Blogs are another great place to press your two fingers and feel the genre’s pulse. My blog focuses on historical true crime in both the United States and Germany, with occasional splashes of Civil War stories and Mark Twain’s travel experiences in Germany. There are several other great historical true crime blogs you can check out. One of the most popular is Laura James’ CLEWS, with a draw-your-pistols old Western flavor. Her site has been dormant for several months, but Laura emailed me this week to say she had technical problems and his planning to kick the site back into the playing field.
Jason Scott Morrow also blogs about historical true crime at Historical Crime Detective. A great blog for 19th century murder in the United States is Robert Wilhelm’s Murder by Gaslight. It has a delicious Victorian flair. Wilhelm has also published books on historical true crime, one of which is currently waiting in my “to read” pile. The online Crime Magazine also offers a series on historical crime.
Crime vs. History
So why is the subgenre gaining popularity? Might it be the crossover into the history genre, which picks up additional readers? It’s quite possible that a reader who eschews true crime might read a historical true crime book due to an interest in the particular time period. And for some, true crime might be the fun-to-read packaging for a history lesson.
Another reason might be because the blood has long dried. The genre breathes the dust of the archives more than the scent of gunpowder. Historical true crime offers a softer alternative to the sometimes sensationalist, gory, modern true crime books. Readers might have more emotional distance because of the passage of time, giving them a different reading experience. The appeal of historical true crime might be something more than just emotional shock.
One highlight of any true crime book is sleuthing along with the detective while you’re reading. Historical investigations might be easier to understand than modern investigative techniques. Who can understand two expert witnesses arguing about the validity of the new generation of DNA tests, for instance? Historical, easy-to-follow criminal investigations might shift the book’s appeal to the intellectual puzzle of solving the crime with traditional techniques.
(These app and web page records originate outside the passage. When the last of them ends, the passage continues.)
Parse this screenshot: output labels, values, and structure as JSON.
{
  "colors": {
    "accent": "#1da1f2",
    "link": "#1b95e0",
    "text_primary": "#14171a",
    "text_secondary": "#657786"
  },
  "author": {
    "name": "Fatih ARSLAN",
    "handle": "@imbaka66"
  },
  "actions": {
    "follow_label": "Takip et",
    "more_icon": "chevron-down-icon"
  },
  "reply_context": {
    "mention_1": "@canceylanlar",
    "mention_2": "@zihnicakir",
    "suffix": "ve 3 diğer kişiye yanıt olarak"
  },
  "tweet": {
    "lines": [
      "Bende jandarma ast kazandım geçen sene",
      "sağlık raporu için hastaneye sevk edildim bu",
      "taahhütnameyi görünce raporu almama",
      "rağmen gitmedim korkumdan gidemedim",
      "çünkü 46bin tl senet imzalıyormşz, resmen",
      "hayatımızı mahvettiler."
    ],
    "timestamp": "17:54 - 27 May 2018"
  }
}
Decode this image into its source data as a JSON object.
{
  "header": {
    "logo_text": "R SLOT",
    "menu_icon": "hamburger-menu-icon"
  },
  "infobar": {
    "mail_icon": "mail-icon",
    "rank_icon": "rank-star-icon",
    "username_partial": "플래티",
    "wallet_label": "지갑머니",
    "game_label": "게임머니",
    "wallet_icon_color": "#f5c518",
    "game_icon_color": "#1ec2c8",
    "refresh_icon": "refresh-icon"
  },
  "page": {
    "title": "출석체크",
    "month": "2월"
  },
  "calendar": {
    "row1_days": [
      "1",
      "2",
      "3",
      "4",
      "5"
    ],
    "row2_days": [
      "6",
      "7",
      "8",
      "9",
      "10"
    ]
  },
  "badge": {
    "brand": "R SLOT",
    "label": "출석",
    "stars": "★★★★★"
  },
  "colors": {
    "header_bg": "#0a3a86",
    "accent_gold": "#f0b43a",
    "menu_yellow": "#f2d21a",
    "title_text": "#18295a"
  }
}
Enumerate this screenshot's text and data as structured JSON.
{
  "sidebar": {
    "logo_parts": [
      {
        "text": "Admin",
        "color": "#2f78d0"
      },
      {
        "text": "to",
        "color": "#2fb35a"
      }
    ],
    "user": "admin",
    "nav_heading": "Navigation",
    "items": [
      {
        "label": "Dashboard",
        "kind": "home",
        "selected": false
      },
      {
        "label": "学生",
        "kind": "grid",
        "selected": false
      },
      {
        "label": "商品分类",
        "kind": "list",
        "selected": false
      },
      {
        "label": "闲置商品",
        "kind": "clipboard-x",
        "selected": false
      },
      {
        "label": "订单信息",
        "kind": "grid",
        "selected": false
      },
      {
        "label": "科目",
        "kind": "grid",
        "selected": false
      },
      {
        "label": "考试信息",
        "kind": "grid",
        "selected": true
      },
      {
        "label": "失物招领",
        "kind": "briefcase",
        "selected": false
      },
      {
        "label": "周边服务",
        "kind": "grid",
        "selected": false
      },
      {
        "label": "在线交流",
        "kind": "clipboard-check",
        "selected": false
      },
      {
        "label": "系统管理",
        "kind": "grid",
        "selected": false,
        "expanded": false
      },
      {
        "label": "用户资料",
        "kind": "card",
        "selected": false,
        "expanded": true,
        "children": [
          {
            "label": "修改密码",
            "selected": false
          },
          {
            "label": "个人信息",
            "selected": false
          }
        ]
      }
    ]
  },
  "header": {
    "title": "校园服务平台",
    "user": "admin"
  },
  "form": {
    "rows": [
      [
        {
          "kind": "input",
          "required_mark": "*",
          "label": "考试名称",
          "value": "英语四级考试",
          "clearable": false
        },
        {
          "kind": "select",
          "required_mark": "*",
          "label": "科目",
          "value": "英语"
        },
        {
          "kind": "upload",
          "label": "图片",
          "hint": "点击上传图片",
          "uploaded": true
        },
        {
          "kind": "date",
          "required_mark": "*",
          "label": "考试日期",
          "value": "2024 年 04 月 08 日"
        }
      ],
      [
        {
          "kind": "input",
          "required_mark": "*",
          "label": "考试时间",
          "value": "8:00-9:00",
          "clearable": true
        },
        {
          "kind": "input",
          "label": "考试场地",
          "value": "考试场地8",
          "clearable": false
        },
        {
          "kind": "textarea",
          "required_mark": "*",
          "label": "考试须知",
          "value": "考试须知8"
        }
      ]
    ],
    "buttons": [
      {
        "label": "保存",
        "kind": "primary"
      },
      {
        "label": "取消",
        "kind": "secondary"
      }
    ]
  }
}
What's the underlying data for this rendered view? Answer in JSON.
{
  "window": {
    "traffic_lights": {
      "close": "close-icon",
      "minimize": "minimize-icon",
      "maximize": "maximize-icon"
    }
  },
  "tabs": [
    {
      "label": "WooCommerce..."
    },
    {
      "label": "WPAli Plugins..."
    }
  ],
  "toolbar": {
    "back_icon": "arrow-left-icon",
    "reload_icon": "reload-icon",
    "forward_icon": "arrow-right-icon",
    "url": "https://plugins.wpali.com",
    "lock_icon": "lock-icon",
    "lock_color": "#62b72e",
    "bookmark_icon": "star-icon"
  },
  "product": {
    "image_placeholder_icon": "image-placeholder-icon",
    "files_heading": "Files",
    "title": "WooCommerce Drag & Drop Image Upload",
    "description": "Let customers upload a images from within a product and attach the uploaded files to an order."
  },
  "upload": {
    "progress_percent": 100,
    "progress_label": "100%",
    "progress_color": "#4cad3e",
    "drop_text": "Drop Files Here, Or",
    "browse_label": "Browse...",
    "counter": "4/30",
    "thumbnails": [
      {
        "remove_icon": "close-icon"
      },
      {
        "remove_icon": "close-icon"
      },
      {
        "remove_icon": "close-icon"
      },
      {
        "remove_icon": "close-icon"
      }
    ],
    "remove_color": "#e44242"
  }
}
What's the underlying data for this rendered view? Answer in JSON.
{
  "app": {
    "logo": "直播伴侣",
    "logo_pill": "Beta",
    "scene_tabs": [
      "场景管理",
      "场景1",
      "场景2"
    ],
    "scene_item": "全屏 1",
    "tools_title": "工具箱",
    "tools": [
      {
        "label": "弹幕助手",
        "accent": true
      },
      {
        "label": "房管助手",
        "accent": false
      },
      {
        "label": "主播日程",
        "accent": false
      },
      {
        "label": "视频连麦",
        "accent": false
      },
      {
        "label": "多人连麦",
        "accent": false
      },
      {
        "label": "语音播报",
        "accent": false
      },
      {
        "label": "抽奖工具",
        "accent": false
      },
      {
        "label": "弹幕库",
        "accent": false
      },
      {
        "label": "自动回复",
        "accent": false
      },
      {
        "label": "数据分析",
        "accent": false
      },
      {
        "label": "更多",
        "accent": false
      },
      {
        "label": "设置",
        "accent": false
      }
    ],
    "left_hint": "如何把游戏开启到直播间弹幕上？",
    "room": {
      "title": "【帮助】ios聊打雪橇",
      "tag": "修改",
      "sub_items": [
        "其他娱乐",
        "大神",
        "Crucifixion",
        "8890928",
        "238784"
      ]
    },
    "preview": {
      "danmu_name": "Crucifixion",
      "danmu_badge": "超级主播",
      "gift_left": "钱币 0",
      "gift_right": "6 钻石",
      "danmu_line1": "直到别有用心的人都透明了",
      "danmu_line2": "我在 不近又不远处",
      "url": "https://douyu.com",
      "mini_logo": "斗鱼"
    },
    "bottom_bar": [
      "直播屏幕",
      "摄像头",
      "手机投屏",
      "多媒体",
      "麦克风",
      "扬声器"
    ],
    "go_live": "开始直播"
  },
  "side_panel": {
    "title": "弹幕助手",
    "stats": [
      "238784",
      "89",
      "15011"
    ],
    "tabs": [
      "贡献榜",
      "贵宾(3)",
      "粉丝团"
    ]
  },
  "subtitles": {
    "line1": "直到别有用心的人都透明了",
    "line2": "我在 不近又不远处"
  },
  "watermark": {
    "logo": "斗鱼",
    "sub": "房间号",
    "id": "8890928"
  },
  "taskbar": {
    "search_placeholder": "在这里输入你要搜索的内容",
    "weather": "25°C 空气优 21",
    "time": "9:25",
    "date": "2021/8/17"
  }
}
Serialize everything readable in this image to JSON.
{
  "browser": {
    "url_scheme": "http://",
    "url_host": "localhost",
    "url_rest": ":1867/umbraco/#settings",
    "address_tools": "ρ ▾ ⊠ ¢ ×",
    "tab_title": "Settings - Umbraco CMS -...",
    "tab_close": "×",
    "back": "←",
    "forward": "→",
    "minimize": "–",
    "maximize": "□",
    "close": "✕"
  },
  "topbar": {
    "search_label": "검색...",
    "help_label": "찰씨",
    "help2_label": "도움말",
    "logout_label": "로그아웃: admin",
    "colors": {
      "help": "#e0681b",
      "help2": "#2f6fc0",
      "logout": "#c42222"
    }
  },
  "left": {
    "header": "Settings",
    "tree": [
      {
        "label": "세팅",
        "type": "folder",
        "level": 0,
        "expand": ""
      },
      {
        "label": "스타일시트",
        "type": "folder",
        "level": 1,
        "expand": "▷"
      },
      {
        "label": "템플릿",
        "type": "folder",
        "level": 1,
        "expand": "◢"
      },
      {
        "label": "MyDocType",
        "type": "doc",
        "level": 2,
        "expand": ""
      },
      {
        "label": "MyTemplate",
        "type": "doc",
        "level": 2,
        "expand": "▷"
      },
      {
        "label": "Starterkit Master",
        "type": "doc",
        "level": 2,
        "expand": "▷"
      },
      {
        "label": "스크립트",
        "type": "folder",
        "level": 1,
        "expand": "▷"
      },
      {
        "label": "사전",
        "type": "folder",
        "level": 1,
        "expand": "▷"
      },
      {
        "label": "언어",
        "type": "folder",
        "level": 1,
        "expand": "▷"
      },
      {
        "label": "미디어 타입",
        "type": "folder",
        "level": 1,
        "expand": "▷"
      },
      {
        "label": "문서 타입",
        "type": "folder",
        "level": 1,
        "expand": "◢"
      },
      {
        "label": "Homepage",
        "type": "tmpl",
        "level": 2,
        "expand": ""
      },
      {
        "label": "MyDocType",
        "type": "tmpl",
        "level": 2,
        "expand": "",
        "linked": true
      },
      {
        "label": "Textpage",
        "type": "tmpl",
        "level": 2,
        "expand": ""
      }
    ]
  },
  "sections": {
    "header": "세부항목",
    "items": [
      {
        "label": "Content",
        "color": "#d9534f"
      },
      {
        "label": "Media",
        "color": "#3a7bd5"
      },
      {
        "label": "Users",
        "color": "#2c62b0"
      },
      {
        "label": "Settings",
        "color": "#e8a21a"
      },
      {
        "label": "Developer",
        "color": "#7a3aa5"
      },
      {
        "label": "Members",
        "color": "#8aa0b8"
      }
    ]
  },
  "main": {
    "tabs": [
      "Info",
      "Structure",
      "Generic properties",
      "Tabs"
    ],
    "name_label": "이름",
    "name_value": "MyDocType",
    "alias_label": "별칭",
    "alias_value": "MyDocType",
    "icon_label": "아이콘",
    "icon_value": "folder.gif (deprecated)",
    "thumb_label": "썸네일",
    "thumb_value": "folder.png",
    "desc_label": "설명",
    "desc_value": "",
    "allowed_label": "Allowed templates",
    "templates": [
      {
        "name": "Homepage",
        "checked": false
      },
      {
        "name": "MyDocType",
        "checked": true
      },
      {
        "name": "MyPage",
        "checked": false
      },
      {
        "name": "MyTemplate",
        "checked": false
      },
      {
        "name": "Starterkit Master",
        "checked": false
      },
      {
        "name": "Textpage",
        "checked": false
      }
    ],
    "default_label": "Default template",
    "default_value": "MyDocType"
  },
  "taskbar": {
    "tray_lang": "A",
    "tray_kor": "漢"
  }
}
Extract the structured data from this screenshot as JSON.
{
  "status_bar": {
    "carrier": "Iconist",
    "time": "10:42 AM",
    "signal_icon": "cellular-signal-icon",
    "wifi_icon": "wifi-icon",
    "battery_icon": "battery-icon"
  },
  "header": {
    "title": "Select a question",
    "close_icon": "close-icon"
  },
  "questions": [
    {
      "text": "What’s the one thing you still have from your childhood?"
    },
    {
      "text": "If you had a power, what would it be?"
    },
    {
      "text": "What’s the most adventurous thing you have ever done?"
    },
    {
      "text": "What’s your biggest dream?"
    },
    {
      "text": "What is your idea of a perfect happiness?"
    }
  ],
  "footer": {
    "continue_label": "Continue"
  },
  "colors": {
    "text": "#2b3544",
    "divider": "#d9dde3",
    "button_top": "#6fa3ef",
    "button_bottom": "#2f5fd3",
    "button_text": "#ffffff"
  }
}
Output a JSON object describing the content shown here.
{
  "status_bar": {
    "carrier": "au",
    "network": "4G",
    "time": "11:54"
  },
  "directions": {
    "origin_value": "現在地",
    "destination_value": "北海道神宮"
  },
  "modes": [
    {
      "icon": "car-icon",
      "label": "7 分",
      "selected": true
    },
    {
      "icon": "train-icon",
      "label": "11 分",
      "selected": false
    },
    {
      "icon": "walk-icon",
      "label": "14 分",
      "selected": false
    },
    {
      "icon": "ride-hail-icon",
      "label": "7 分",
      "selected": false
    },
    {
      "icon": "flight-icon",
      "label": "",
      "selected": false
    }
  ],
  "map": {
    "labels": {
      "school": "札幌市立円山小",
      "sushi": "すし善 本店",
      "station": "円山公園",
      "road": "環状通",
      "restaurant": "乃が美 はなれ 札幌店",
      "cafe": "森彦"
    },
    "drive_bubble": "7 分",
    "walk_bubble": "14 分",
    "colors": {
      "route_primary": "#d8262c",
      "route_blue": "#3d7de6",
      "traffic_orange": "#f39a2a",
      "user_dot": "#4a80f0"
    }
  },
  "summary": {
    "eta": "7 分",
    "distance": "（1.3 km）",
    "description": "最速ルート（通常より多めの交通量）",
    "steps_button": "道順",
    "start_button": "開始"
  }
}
What do you think attracts readers to historical true crime?
Coming up next: my favorite historical true crime stories. Some might surprise you.Read More